What the task requires
Gather each line containing the string "initializing" from these entries.

Entries taken from a collection
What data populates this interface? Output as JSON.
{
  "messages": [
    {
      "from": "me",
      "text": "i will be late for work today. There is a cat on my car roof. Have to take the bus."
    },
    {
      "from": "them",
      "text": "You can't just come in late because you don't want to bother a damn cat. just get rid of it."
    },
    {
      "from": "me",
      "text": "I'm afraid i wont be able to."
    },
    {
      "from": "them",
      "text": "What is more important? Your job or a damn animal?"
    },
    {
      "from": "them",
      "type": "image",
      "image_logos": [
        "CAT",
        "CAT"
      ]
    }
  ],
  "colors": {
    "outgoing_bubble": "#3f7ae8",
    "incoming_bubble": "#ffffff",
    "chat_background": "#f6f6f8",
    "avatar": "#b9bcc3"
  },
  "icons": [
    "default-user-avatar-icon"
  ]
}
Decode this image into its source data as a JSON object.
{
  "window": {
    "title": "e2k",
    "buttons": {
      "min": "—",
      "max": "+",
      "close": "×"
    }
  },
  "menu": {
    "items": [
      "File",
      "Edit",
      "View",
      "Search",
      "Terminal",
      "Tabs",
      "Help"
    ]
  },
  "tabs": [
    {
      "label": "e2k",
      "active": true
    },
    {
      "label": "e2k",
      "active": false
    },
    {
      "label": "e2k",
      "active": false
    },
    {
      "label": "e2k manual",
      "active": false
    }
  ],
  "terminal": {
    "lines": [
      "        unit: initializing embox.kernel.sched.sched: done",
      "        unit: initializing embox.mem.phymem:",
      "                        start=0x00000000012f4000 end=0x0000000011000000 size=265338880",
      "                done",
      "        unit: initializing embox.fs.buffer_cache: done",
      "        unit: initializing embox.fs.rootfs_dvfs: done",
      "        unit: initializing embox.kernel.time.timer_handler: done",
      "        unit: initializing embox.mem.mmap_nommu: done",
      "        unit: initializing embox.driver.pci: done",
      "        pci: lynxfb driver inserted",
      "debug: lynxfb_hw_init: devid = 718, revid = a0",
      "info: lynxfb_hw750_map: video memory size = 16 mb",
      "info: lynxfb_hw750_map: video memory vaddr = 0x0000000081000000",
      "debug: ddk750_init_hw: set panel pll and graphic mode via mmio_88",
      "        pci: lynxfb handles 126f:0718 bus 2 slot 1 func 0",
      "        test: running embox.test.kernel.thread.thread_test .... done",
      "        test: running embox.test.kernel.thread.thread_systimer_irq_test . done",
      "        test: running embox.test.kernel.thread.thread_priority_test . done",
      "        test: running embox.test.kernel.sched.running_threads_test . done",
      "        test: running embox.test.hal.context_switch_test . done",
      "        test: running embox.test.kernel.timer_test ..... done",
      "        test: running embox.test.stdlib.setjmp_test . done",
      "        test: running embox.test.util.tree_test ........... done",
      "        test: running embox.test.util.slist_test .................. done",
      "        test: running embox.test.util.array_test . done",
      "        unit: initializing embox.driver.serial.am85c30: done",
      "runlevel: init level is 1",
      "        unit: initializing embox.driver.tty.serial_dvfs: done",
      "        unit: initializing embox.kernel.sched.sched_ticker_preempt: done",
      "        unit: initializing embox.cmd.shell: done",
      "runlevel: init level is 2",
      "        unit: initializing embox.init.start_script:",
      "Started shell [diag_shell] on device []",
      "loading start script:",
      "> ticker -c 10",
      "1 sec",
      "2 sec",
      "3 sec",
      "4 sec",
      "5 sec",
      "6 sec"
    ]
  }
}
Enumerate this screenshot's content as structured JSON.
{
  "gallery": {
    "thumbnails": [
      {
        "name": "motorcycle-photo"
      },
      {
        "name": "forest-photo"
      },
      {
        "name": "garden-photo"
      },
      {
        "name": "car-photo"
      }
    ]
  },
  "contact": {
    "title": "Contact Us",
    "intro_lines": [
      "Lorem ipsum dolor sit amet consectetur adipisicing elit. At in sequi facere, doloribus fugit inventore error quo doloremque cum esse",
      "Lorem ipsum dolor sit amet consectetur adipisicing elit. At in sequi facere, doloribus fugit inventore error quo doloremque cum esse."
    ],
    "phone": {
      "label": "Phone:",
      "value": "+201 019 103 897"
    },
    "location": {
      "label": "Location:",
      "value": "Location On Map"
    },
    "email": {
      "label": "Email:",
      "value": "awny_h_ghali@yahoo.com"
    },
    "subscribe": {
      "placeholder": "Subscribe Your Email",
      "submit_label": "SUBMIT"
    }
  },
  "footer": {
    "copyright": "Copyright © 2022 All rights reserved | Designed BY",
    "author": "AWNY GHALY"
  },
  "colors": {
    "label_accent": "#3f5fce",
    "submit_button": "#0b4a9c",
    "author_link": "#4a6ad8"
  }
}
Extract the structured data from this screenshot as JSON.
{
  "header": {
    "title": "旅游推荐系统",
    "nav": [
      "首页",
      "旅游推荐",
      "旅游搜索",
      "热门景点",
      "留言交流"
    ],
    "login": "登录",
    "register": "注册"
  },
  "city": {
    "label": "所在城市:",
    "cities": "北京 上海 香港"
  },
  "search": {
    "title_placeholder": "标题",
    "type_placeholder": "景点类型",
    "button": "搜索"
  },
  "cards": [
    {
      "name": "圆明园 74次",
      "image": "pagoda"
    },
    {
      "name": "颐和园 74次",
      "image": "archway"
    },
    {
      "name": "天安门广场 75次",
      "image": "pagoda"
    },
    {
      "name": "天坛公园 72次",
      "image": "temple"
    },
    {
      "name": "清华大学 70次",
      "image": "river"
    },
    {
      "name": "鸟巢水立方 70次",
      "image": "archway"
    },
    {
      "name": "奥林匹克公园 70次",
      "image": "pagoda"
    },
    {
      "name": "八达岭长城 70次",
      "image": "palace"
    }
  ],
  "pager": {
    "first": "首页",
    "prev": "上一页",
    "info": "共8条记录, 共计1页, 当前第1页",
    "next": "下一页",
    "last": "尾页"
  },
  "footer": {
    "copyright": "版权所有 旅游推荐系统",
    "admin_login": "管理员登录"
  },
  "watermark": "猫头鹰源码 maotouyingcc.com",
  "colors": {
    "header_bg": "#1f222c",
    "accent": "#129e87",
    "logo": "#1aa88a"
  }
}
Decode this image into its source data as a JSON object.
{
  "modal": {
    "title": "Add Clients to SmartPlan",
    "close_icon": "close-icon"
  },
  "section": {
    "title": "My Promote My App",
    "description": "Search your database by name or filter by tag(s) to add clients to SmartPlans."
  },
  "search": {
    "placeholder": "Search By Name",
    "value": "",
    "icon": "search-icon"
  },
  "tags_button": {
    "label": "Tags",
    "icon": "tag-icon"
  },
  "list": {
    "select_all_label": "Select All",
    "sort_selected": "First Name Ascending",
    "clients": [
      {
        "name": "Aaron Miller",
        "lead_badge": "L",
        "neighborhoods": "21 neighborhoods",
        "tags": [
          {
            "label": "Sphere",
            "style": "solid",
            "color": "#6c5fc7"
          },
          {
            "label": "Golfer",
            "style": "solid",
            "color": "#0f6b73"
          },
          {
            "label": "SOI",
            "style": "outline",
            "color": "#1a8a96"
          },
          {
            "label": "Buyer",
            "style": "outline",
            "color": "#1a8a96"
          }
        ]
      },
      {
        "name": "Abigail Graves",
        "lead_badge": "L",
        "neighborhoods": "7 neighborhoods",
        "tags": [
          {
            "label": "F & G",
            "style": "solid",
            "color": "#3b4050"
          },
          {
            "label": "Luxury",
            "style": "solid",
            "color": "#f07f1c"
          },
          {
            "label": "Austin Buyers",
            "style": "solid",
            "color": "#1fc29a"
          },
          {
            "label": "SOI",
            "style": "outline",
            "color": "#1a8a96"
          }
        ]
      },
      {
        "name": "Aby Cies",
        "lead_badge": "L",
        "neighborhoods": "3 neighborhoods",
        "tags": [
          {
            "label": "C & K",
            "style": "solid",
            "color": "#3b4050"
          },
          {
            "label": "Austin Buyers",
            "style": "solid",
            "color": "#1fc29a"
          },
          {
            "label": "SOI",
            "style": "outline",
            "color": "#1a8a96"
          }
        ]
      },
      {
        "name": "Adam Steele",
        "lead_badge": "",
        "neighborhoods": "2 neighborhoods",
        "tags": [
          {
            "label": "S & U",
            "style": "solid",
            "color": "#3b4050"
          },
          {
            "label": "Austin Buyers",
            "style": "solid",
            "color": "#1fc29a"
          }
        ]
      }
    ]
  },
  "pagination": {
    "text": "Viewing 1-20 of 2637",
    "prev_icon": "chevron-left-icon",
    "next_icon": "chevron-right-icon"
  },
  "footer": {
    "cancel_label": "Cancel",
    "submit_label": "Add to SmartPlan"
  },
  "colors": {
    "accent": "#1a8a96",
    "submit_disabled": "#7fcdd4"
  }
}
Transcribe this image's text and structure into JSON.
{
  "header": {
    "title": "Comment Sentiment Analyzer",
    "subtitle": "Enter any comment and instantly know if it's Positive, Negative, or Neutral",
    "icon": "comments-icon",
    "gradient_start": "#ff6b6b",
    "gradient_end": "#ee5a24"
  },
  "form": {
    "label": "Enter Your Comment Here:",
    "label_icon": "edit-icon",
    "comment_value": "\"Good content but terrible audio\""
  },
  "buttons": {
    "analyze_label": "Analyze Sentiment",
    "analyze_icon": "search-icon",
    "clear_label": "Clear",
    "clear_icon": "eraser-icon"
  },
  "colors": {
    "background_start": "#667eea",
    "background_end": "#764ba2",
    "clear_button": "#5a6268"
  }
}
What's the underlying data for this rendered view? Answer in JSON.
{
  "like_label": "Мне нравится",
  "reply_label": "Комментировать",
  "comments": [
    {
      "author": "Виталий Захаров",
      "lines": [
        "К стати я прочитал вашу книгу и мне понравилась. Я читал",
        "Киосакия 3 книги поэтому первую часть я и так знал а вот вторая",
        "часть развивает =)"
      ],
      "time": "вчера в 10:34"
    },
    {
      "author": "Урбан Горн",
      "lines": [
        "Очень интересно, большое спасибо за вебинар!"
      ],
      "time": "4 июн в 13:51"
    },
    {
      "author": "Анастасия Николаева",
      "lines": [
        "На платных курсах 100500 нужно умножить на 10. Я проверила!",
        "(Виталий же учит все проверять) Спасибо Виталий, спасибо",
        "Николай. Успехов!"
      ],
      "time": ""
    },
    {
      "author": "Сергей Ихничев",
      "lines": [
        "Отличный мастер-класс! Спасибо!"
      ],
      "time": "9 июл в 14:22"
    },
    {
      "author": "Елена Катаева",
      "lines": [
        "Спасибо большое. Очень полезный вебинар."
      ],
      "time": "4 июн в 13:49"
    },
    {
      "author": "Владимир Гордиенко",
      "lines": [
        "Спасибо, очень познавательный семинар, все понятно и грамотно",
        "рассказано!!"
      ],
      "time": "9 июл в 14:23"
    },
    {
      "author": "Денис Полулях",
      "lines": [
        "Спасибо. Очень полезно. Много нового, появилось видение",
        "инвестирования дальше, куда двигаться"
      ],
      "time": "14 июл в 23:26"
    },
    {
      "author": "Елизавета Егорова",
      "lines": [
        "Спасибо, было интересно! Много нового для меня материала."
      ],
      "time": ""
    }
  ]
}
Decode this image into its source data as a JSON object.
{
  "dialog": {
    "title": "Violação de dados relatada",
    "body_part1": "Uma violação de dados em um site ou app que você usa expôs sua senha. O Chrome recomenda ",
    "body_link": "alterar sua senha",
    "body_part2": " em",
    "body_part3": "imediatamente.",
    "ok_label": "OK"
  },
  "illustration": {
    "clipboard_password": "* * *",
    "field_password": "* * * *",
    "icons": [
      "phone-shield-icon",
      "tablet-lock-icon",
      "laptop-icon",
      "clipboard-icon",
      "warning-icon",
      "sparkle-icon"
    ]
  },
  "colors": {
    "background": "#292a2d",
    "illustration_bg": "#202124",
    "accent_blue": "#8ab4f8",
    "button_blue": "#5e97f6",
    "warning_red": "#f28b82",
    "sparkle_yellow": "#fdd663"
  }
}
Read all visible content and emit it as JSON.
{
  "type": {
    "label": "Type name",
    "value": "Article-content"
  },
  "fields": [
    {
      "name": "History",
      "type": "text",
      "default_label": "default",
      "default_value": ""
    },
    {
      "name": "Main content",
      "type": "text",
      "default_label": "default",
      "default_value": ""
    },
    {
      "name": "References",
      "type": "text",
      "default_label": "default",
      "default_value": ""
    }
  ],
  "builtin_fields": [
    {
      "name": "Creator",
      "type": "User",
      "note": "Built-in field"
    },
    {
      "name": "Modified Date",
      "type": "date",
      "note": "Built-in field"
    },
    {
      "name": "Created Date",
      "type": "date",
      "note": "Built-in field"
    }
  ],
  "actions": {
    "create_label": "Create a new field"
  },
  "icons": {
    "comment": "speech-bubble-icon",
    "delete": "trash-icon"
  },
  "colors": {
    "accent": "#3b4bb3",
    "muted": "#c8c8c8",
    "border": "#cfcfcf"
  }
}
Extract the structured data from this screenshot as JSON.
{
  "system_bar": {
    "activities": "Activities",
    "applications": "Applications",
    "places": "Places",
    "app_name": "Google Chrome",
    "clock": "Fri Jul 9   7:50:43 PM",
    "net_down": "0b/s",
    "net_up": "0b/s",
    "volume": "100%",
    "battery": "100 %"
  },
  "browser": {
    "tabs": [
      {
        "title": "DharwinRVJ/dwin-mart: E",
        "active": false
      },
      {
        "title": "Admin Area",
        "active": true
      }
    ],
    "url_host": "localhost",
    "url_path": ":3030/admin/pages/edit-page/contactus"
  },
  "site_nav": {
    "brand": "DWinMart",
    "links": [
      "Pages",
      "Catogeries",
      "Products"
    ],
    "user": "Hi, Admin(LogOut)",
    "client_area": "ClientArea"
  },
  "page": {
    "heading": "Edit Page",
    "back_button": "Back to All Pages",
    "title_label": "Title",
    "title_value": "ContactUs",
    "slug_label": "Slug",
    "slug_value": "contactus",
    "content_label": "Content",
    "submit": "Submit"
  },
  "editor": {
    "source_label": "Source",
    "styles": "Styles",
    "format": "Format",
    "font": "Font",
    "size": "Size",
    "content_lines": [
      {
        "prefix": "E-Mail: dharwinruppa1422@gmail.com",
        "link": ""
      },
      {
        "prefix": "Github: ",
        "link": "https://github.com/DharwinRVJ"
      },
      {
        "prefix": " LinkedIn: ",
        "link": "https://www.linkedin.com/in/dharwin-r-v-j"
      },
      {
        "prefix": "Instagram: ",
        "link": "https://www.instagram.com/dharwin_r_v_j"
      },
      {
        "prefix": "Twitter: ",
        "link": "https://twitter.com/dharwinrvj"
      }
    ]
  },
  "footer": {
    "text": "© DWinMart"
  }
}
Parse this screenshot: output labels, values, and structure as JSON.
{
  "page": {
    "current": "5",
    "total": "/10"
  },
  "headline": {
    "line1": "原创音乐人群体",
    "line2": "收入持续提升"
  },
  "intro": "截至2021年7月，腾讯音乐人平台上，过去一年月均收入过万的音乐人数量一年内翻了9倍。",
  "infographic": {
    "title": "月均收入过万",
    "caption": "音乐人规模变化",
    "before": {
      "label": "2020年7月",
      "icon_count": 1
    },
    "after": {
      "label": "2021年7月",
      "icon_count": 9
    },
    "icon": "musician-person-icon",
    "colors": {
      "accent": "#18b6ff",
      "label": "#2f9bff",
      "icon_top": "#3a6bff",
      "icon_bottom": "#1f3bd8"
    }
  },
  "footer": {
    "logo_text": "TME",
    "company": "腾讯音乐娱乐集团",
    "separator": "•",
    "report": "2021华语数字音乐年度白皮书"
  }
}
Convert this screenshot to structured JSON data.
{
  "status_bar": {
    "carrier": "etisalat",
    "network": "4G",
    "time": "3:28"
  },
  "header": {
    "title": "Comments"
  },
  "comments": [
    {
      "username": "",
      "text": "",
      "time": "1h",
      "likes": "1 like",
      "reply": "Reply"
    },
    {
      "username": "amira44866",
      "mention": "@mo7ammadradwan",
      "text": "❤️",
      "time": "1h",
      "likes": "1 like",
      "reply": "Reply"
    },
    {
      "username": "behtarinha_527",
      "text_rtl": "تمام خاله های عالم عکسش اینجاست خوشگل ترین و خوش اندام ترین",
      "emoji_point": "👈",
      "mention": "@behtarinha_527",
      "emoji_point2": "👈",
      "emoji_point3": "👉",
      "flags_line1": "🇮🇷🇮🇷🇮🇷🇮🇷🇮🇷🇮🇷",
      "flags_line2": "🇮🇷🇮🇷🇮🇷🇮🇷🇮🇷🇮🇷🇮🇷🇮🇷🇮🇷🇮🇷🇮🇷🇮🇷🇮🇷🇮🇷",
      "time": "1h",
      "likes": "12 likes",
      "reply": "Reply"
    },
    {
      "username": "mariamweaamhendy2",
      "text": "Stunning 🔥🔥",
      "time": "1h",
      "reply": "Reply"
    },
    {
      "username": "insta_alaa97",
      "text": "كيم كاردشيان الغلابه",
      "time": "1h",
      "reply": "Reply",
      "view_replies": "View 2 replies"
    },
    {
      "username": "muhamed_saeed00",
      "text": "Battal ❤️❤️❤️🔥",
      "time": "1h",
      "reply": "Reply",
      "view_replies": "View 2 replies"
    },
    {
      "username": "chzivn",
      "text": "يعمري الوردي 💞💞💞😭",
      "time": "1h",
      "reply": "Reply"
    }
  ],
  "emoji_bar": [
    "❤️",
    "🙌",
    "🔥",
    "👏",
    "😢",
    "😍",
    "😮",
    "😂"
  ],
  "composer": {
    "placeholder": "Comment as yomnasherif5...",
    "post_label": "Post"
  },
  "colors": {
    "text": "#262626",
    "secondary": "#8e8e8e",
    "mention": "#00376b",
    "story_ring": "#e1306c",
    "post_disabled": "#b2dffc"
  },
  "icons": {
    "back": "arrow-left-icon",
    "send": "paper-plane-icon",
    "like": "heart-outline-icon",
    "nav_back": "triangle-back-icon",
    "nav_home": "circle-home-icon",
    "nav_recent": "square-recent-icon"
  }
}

Output below
      "        unit: initializing embox.kernel.sched.sched: done",
      "        unit: initializing embox.mem.phymem:",
      "        unit: initializing embox.fs.buffer_cache: done",
      "        unit: initializing embox.fs.rootfs_dvfs: done",
      "        unit: initializing embox.kernel.time.timer_handler: done",
      "        unit: initializing embox.mem.mmap_nommu: done",
      "        unit: initializing embox.driver.pci: done",
      "        unit: initializing embox.driver.serial.am85c30: done",
      "        unit: initializing embox.driver.tty.serial_dvfs: done",
      "        unit: initializing embox.kernel.sched.sched_ticker_preempt: done",
      "        unit: initializing embox.cmd.shell: done",
      "        unit: initializing embox.init.start_script:",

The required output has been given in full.